WHAT IS REQUIRED. Without any pictures, the records below should be reproduced exactly.

/---

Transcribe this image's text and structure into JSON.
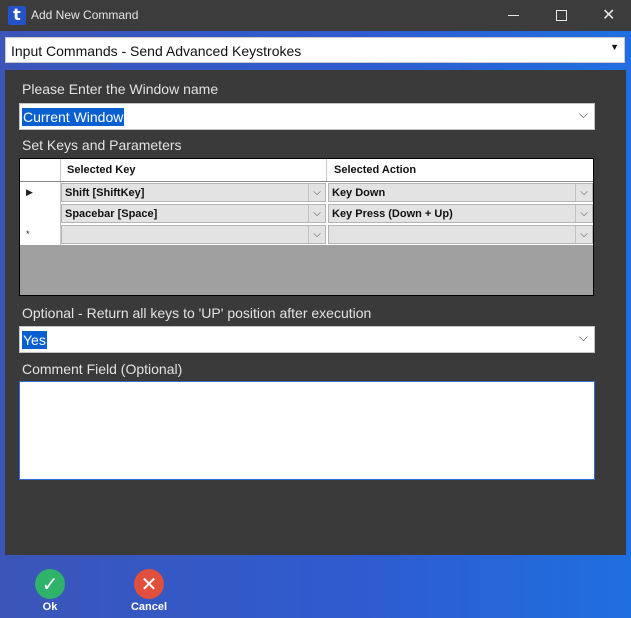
{
  "window": {
    "title": "Add New Command",
    "icon_glyph": "t",
    "minimize_icon": "minimize-icon",
    "maximize_icon": "maximize-icon",
    "close_glyph": "✕"
  },
  "command_select": {
    "value": "Input Commands - Send Advanced Keystrokes",
    "arrow": "▼"
  },
  "form": {
    "window_name_label": "Please Enter the Window name",
    "window_name_value": "Current Window",
    "keys_label": "Set Keys and Parameters",
    "release_label": "Optional - Return all keys to 'UP' position after execution",
    "release_value": "Yes",
    "comment_label": "Comment Field (Optional)",
    "comment_value": ""
  },
  "grid": {
    "columns": [
      "Selected Key",
      "Selected Action"
    ],
    "rows": [
      {
        "marker": "▶",
        "key": "Shift [ShiftKey]",
        "action": "Key Down"
      },
      {
        "marker": "",
        "key": "Spacebar [Space]",
        "action": "Key Press (Down + Up)"
      },
      {
        "marker": "*",
        "key": "",
        "action": ""
      }
    ],
    "dropdown_glyph": "⌵"
  },
  "actions": {
    "ok_label": "Ok",
    "ok_glyph": "✓",
    "ok_color": "#2fb36b",
    "cancel_label": "Cancel",
    "cancel_glyph": "✕",
    "cancel_color": "#e0503c"
  },
  "colors": {
    "accent": "#0a5fd0",
    "panel": "#3a3a3a",
    "titlebar": "#3c3c3c"
  }
}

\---

REPLY TO THE TASK.
Transcribe this image's text and structure into JSON.
{
  "window": {
    "title": "Add New Command",
    "icon_glyph": "t",
    "minimize_icon": "minimize-icon",
    "maximize_icon": "maximize-icon",
    "close_glyph": "✕"
  },
  "command_select": {
    "value": "Input Commands - Send Advanced Keystrokes",
    "arrow": "▼"
  },
  "form": {
    "window_name_label": "Please Enter the Window name",
    "window_name_value": "Current Window",
    "keys_label": "Set Keys and Parameters",
    "release_label": "Optional - Return all keys to 'UP' position after execution",
    "release_value": "Yes",
    "comment_label": "Comment Field (Optional)",
    "comment_value": ""
  },
  "grid": {
    "columns": [
      "Selected Key",
      "Selected Action"
    ],
    "rows": [
      {
        "marker": "▶",
        "key": "Shift [ShiftKey]",
        "action": "Key Down"
      },
      {
        "marker": "",
        "key": "Spacebar [Space]",
        "action": "Key Press (Down + Up)"
      },
      {
        "marker": "*",
        "key": "",
        "action": ""
      }
    ],
    "dropdown_glyph": "⌵"
  },
  "actions": {
    "ok_label": "Ok",
    "ok_glyph": "✓",
    "ok_color": "#2fb36b",
    "cancel_label": "Cancel",
    "cancel_glyph": "✕",
    "cancel_color": "#e0503c"
  },
  "colors": {
    "accent": "#0a5fd0",
    "panel": "#3a3a3a",
    "titlebar": "#3c3c3c"
  }
}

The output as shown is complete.